Segment Open

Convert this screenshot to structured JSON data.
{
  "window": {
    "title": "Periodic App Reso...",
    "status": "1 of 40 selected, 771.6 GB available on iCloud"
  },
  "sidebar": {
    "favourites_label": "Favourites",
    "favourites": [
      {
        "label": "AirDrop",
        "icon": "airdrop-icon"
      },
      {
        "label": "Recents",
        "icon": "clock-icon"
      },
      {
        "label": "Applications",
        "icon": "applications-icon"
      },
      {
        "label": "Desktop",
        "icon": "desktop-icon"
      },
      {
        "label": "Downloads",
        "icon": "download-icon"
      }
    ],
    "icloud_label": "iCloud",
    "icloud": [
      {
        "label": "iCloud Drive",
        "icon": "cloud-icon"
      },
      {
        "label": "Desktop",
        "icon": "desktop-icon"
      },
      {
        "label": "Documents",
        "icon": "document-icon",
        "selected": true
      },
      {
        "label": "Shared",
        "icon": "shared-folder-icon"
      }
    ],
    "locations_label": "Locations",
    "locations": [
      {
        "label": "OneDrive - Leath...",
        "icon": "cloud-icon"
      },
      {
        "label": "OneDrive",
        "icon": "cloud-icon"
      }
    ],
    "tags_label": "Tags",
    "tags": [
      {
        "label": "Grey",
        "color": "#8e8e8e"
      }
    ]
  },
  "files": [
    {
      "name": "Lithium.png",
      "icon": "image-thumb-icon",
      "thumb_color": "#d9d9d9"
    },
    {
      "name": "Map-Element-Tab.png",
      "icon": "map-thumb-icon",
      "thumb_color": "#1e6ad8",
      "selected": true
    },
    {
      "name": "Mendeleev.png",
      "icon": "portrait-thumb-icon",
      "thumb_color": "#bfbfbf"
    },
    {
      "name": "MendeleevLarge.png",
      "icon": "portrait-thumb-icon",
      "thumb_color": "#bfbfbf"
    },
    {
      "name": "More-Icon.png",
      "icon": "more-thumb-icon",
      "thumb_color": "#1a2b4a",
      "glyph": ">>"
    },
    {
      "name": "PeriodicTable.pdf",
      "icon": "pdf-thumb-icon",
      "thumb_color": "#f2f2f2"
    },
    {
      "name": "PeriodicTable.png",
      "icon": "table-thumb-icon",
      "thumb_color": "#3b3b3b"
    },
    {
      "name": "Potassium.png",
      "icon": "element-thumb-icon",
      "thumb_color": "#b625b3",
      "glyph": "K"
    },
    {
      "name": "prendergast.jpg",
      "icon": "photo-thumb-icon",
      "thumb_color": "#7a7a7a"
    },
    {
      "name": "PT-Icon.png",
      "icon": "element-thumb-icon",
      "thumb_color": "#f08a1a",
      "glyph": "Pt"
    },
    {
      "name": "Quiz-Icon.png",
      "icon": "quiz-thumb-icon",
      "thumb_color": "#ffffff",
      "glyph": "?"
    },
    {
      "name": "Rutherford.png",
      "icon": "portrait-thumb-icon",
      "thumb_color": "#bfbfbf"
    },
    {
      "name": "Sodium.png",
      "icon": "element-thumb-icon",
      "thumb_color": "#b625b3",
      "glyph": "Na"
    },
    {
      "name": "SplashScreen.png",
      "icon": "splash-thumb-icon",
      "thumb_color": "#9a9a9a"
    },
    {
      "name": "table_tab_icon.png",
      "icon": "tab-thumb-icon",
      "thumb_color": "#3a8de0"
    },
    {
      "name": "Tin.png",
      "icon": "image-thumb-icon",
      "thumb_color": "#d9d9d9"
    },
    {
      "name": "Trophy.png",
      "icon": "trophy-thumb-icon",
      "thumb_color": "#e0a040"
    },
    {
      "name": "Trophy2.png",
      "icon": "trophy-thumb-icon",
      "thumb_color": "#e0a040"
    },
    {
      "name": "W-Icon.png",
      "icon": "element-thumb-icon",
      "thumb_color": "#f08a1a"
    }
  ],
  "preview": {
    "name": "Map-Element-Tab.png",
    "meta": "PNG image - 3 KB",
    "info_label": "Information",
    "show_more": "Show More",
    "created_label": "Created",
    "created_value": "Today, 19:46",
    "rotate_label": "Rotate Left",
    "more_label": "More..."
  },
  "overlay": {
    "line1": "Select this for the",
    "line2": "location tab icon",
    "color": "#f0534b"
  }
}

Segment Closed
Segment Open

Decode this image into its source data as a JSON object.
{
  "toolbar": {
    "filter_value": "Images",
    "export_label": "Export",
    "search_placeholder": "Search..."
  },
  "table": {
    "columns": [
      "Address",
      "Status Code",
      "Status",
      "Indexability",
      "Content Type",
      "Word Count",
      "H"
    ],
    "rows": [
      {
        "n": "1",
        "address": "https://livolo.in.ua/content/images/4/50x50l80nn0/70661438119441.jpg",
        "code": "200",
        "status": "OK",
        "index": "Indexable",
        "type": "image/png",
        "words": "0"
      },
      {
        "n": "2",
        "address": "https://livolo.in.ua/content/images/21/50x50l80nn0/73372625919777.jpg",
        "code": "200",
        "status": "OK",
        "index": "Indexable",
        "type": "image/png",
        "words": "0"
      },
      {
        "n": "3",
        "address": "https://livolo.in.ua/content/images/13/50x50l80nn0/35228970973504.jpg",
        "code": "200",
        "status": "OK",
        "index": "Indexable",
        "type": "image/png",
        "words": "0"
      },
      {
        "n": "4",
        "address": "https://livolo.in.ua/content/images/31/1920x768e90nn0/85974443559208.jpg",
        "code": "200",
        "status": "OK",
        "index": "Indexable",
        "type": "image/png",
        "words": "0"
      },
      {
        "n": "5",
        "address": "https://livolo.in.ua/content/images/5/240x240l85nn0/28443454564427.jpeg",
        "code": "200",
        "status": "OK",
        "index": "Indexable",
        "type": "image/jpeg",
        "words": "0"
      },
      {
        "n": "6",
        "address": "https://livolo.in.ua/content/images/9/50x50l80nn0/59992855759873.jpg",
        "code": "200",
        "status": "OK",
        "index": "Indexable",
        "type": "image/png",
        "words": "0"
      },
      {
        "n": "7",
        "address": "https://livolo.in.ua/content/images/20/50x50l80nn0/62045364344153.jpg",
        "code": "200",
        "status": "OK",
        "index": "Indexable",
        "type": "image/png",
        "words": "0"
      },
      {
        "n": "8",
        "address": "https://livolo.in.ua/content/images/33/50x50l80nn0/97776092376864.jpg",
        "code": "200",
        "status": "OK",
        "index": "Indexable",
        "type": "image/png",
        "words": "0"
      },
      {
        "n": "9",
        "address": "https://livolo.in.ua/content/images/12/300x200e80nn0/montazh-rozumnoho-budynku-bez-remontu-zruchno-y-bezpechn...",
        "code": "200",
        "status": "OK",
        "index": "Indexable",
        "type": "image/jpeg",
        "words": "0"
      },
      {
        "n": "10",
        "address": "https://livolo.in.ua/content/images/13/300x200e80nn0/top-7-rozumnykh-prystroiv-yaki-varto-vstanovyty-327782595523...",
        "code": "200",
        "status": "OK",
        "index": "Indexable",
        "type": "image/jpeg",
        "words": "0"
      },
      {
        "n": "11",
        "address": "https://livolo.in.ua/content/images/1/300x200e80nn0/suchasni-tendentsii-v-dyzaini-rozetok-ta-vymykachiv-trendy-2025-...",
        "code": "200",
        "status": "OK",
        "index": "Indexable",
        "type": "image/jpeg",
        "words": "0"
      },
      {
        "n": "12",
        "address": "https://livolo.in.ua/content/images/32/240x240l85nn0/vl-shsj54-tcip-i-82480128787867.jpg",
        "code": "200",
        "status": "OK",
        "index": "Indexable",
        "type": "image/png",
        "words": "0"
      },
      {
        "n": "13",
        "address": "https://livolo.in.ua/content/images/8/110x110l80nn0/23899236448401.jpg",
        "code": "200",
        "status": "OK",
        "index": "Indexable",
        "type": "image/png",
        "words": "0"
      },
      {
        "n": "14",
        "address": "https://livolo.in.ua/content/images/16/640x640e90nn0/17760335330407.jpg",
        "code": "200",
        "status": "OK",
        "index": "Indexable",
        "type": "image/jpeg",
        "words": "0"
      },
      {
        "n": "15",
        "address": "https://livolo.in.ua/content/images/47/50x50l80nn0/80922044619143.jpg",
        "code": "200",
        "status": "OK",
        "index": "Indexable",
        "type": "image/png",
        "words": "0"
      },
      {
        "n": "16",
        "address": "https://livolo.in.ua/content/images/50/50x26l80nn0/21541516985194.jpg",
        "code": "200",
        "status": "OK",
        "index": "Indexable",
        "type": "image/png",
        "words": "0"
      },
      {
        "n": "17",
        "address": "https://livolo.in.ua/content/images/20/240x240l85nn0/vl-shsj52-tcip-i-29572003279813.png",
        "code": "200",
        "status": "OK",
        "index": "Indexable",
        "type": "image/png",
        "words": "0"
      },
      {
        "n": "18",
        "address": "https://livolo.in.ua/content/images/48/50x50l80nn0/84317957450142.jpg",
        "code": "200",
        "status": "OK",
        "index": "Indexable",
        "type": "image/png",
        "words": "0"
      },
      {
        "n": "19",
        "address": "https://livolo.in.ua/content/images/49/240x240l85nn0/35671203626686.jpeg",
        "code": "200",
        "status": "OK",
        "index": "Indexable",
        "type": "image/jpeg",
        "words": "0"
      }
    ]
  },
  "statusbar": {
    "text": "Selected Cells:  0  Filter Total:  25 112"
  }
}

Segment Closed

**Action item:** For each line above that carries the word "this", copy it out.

**Written response:**
Convert this screenshot to structured JSON data.
    "line1": "Select this for the",
Decode this image into its source data as a JSON object.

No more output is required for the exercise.